report showed a huge decline. Housing is the quintessential interest-rate-sensitive sector of the economy, and the sharp decline in new home sales confirmed that higher long-term interest rates are slowly but surely working to curb consumer spending. The pace of new home sales fell 12.8% to 811,000 from a revised 930,000 in August.
"There is mounting evidence that interest-rate-sensitive activity is beginning to decline in response to higher borrowing costs,"
Moody's Investors Service
chief economist John Lonski said.
"All the pieces fit together," said Matt Frymier, a note trader at
Banc of America Securities
in San Francisco. "Greenspan said, 'The market's tightening for me, and if it needs to happen again, it'll do it again.'"
The case against a November rate hike is bolstered,
Treasury market strategist Jerry Lucas pointed out, by the proximity of year-end. If Y2K dislocations are more widespread than expected, the Fed might regret having hiked, Lucas said. There's no pressing need for the Fed to tighten next month, so it might as well wait till next year.
But even if the Fed tightens next month, the bond market is nursing the hope that the hike will be the last one for the next few months at least.
Bond mavens are still reluctant to say the bear is dead, though. "I am cautiously optimistic," Lucas said. "But bull corrections do come in longer-term bear markets."
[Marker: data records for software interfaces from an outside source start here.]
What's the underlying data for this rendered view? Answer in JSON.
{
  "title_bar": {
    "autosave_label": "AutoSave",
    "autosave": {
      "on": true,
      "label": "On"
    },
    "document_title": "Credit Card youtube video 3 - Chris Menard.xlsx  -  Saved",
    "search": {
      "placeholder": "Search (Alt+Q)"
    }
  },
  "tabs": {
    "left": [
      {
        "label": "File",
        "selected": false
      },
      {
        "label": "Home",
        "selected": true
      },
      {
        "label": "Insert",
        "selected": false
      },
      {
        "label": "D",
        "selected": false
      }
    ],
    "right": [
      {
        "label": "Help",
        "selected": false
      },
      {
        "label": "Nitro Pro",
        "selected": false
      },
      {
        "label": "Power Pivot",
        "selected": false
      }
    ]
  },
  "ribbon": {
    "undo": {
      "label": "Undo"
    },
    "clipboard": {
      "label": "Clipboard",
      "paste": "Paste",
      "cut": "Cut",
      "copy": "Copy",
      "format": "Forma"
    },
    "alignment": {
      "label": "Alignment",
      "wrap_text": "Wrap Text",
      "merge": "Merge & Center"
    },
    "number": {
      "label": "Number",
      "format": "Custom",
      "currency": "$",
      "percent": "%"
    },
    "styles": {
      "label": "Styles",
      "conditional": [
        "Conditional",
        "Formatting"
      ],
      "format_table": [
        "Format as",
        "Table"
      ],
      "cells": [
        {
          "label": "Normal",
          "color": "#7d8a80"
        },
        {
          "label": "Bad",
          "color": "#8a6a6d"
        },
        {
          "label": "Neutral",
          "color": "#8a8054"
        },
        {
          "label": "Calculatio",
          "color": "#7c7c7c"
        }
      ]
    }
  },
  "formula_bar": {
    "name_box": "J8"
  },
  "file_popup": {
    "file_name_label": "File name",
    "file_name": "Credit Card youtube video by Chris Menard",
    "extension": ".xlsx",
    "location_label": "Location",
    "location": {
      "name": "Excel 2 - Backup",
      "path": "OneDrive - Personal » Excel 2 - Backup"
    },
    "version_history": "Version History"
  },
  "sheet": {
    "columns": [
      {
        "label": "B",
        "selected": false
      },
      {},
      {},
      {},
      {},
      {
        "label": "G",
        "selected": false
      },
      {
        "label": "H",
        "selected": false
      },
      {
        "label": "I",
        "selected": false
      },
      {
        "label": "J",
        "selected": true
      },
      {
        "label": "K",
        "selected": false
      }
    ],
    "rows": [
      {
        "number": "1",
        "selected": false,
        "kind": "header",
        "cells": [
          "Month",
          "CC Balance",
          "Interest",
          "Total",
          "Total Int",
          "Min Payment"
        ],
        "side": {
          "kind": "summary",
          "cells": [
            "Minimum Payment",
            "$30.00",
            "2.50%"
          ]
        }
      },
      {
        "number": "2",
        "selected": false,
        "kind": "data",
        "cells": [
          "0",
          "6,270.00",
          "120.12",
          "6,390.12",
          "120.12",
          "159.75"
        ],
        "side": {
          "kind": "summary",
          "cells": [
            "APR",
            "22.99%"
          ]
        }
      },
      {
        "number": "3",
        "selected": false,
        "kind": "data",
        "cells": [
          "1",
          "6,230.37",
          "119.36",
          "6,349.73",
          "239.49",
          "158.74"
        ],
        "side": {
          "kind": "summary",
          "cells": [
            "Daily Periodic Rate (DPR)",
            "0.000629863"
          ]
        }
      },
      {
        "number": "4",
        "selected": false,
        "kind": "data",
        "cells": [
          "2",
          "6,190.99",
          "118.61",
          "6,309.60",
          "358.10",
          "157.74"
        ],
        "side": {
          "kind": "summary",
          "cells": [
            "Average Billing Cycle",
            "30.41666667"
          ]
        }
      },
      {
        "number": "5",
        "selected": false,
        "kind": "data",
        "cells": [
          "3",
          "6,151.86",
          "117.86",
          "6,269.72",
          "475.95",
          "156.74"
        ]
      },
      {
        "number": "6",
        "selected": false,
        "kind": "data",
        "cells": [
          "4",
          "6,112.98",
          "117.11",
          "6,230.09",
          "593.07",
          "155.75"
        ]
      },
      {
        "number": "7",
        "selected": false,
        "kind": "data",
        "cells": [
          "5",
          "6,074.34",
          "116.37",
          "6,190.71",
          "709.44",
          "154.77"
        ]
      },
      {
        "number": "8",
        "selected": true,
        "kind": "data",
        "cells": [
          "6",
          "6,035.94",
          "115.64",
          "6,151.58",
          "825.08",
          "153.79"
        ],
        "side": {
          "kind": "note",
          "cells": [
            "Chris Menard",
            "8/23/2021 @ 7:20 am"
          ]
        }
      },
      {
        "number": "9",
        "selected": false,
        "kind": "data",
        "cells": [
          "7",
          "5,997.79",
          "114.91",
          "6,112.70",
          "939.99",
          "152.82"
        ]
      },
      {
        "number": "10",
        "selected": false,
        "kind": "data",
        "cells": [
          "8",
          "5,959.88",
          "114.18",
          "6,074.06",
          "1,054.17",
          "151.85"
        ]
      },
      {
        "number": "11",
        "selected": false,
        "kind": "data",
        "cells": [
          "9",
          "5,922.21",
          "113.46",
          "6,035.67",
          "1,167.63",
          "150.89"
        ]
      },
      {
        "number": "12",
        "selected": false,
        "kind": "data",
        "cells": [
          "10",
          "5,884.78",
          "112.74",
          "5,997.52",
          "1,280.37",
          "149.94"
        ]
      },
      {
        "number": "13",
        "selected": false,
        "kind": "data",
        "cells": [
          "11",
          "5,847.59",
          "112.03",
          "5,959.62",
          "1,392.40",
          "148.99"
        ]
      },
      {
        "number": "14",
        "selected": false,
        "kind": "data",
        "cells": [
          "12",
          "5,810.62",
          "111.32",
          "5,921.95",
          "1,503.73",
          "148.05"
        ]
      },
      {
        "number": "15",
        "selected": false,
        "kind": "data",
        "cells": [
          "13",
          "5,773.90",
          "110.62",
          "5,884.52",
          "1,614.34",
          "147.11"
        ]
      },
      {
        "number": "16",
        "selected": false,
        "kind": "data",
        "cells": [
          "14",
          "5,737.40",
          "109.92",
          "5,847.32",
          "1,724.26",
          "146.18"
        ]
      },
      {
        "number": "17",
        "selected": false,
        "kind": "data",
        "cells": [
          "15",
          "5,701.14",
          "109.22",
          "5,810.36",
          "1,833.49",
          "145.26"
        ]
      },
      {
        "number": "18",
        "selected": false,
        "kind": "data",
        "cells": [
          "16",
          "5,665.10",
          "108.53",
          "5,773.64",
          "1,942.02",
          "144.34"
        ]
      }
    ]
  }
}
The bond market was also supported today by calendar-related buying. More often than not, bond prices rise on the last business day of the month. Indices that track the market are reconstituted on that day, which triggers buying by fund managers who model their portfolios after indices.